Copy out each line of the listing that has the word "JSON" in it.
*** Extracted records ***
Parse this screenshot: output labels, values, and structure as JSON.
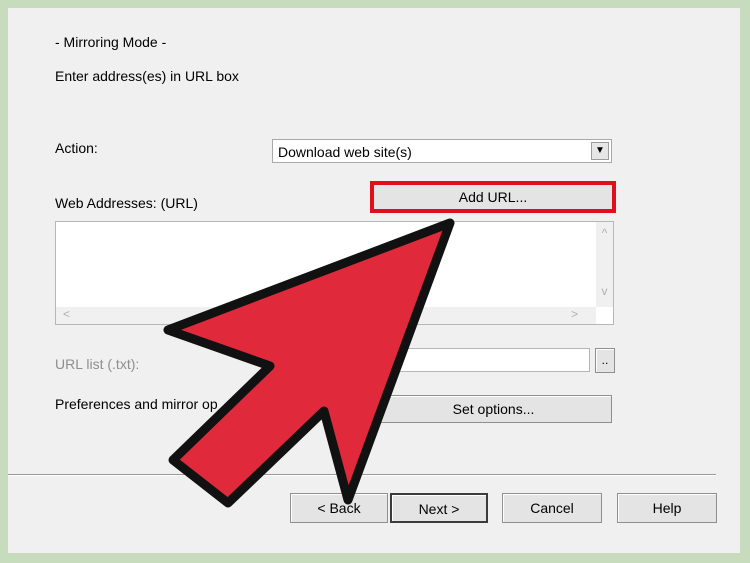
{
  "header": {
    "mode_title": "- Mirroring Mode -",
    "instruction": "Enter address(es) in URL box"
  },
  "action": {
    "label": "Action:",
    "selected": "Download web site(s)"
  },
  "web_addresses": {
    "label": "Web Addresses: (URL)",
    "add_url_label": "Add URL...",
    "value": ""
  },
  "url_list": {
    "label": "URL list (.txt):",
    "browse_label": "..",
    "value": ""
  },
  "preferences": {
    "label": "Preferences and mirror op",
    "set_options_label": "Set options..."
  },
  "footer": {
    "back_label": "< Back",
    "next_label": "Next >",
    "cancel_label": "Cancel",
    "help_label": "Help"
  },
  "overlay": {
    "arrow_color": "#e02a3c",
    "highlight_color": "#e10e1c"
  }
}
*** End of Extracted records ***
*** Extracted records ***
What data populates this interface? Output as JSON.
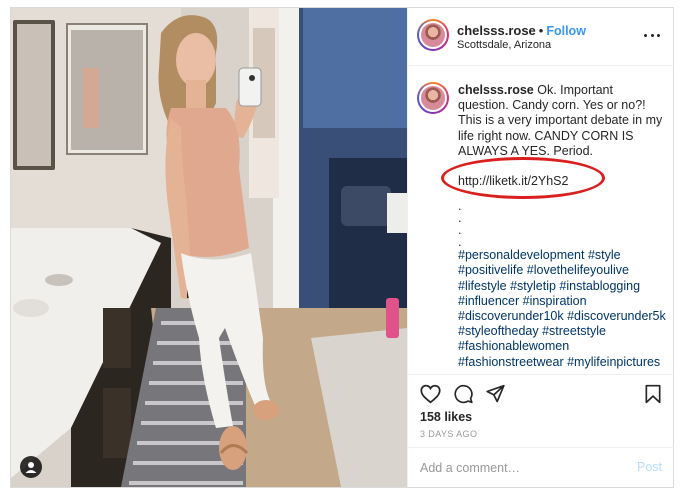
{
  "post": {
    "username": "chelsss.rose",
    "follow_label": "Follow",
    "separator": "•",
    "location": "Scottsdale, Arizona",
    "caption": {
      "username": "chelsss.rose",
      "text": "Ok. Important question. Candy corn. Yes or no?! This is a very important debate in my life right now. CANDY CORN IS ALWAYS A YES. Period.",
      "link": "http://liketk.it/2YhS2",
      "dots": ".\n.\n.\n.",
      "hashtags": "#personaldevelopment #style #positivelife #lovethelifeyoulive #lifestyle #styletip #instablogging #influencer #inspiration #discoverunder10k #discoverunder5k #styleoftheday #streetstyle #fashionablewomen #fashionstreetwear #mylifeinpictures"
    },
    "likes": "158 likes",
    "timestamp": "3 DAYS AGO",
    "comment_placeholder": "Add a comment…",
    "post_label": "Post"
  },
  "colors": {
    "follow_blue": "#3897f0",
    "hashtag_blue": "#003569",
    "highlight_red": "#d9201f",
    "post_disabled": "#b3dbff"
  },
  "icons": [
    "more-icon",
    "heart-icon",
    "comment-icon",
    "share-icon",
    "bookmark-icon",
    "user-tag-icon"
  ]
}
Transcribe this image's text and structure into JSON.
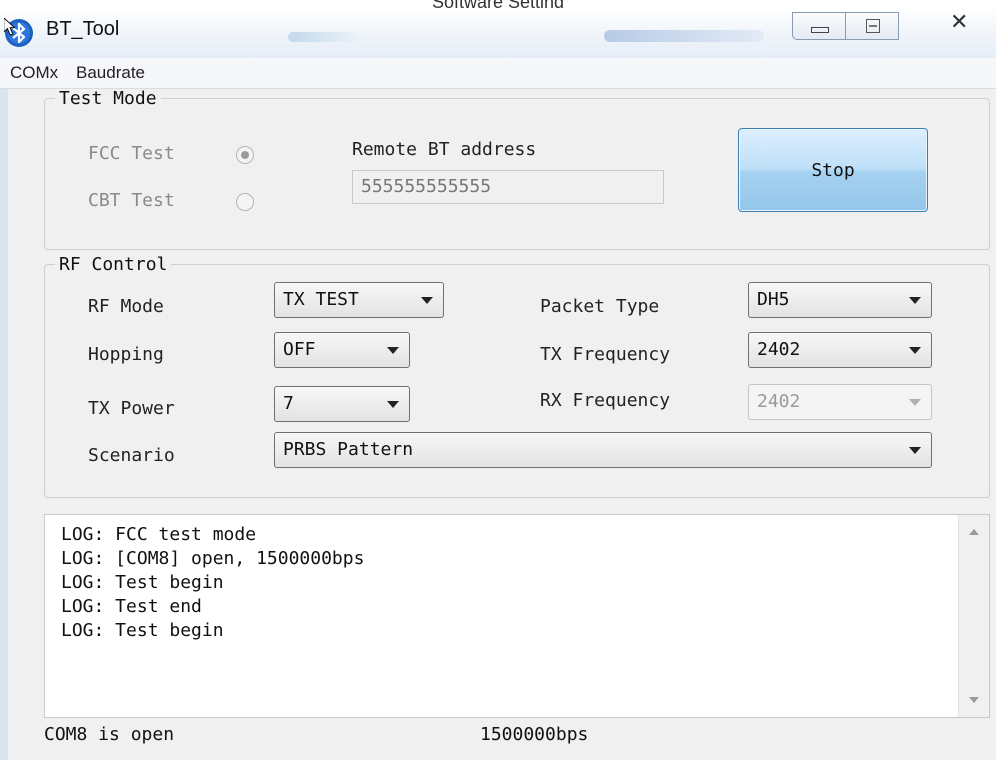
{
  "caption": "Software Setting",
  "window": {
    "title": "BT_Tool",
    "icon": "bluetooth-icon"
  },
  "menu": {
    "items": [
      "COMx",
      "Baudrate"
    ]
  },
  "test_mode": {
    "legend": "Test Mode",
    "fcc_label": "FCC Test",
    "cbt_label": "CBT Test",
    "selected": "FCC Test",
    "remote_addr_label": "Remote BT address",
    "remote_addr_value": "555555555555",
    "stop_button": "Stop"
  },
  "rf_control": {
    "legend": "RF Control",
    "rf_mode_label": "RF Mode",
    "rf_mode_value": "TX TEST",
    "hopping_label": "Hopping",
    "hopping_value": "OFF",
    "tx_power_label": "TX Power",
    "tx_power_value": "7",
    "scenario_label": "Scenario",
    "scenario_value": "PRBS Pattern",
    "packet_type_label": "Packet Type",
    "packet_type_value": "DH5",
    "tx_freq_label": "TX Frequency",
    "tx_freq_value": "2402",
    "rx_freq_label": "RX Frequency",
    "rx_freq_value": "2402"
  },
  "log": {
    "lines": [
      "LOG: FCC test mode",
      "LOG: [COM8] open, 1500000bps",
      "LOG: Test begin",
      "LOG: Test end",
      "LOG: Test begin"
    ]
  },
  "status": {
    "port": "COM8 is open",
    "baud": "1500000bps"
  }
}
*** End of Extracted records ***
* **Solution**
Parse this screenshot: output labels, values, and structure as JSON.
What data populates this interface? Output as JSON.
Transcribe this image's text and structure into JSON.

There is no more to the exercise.